B. The defeat of anger (Matt. 5:23-26). Christ contends that one should discontinue worship, go to his brother, make things right, and then return to a meaningful worship experience. Christ is stating that the Christian takes the initiative in reconciliation. The sooner we take this initiative in asking forgiveness, the better and the easier it is. Therefore, Christ says, "Go first and be reconciled to thy brother."

Reconciliation is a prerequisite to fellowship with God.

III. The problem of adultery (Matt. 5:27 28).

In the matter of adultery, everybody involved loses.

Never is there a happy ending to an "affair," whether that affair be extramarital or premarital.

A. The root of adultery (Matt. 5:28). The law condemns the act of adultery; Jesus condemns the attitude of adultery.

The attitude He condemns is the lustful look. If we take the law of Moses literally, a man on a desert island can never be guilty of adultery. But according to the teachings of Christ, he could if he persisted in his lustful attitude toward women. In his imagination he could treat a woman as a passing pleasure, rather than a person. Thus Jesus deals with the root of the problem of adultery, which is a matter of the heart.

B. The remedy for adultery (Matt. 5:29-32).

Christ offers two remedies.

1. Personal purity.
2. Respect for marriage.

We must be careful not to become Pharisaical in our attitude.

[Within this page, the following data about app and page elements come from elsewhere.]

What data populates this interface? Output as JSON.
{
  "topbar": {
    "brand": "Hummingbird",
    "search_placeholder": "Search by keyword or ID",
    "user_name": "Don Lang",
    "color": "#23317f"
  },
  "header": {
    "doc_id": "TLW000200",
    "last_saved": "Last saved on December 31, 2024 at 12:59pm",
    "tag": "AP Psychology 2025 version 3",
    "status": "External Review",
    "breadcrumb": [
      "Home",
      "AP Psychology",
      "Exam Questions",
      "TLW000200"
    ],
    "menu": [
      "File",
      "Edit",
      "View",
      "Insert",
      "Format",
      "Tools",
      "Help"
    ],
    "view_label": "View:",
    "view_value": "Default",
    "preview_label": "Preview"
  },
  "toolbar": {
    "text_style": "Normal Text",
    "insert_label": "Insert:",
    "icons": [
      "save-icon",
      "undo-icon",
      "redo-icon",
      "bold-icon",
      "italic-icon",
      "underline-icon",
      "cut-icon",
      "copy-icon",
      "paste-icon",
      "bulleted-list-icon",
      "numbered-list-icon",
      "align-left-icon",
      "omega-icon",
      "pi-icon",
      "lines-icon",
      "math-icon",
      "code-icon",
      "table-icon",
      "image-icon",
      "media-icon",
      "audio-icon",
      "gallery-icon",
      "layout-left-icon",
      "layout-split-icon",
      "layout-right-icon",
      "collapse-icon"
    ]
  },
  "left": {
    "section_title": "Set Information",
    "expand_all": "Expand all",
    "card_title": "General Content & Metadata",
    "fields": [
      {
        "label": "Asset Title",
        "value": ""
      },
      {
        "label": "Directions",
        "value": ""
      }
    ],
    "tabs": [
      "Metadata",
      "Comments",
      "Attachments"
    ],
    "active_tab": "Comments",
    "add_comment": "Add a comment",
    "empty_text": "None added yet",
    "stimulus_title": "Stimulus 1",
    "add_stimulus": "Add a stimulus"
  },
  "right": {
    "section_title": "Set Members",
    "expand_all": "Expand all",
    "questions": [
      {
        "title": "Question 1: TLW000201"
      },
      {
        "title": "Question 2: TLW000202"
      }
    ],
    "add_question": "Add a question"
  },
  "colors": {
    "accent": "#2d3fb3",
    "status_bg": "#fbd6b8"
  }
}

If God will forgive a person who lies, or who steals, or who commits adultery and repents, surely He will forgive a person who has made a mistake in his marriage.

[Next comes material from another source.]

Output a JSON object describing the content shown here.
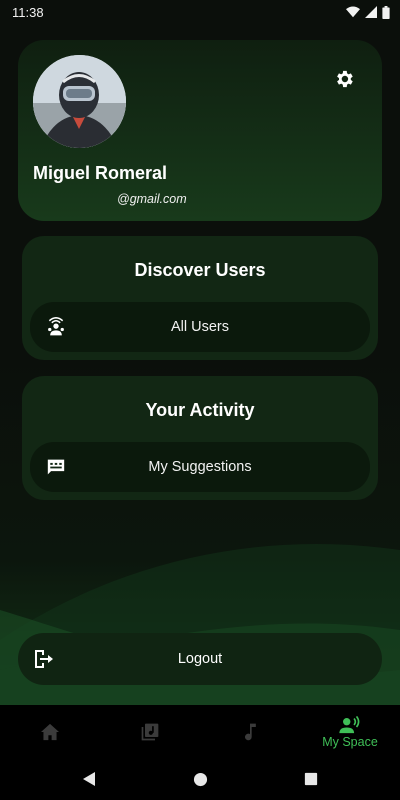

IV. The problem of dishonesty (Matt. 5:33-37).

A. We must tell the truth under all circumstances (Matt. 5:34-36).

B. Dishonesty is solved by Christian character (Matt. 5:37).

V. The problem of retaliation (Matt. 5:38-42).

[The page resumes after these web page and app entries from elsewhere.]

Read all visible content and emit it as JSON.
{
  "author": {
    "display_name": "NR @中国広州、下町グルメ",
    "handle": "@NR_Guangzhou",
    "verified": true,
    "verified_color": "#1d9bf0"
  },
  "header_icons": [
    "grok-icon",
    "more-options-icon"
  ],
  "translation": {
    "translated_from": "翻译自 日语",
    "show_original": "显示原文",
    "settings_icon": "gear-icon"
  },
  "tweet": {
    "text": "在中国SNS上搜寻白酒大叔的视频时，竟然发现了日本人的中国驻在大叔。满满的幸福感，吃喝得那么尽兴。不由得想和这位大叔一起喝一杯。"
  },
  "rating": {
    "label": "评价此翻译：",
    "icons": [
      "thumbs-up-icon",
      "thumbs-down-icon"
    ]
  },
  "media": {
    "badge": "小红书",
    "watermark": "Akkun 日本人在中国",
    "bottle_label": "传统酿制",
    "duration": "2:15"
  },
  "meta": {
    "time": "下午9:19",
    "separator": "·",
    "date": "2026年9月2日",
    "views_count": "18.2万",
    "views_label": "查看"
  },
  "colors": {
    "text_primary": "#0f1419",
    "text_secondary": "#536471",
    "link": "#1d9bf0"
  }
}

A. The senselessness of retaliation (Matt. 5:38). Exchanging criticism gets us nowhere except in serious trouble.

B. The alternative (Matt. 5:39-42). The ancient law of unlimited retaliation and the later law of limited retaliation is replaced by Christ with the law of no retaliation.

The implication of Christ's teaching is that if I am slapped in the face, I must neither hit back nor run. Rather I must stand my ground, take the insult, and demonstrate that as a Christian I would rather suffer wrong than do wrong.

VI. The problem of hate (Matt. 5:43-48).

A. The destructiveness of hate (Matt. 5:46-47). In verse 46, Christ states that hate destroy our rewards. In verse 47, He contends that it destroys our testimony. Ultimately hate destroys the person who hates.Hate warps our judgment, breaks down our personal poise and peace of mind, creates nervous disorders and high blood pressure, and can cause illness and death. These facts are confirmed by leading physicians in clinical studies.

B. The destruction of hate (Matt. 5:44-45).

1. We must love our enemies.
2. Bless our enemies. Speak well of them.
3. "Do good to them."
4. Pray for them.

VII. Conclusion.

Read verse 48. This is an impossible imperative, since no one can be as perfect as God. Yet the word perfect should not be interpreted to mean sinless or flawless. Rather we should understand it to mean the whole complete and mature. "Quit acting like a child!" He is admonishing us to grow up and become mature, as our heavenly Father is mature, and thus make our love all-inclusive. It is then you will be numbered among those who "believe and behave!"

VIII. Illustration.

In our relationships with others, often what passes for love is little more than a neat business transaction. People are kind to us, so we repay them with equal consideration. When they treat us unjustly, our negative response is really what they asked for. Everything is so balanced, so fair, so logical with this eye-for-an-eye and tooth-for-a-tooth kind of justice. But Christian love never settles for only what's reasonable. It insists on giving mercy as well as justice. It breaks the chain of logical reactions.

General Robert E. Lee was asked what he thought of a fellow officer in the Confederate Army who had made some derogatory remarks about him. Lee rated him as being very satisfactory. The person who asked the question seemed perplexed. "General," he said, "I guess you don't know what he's been saying about you." "I know," answered Lee. "But I was asked my opinion of him, not his opinion of me!"

Joel Sarli is the editor of Elder's Digest.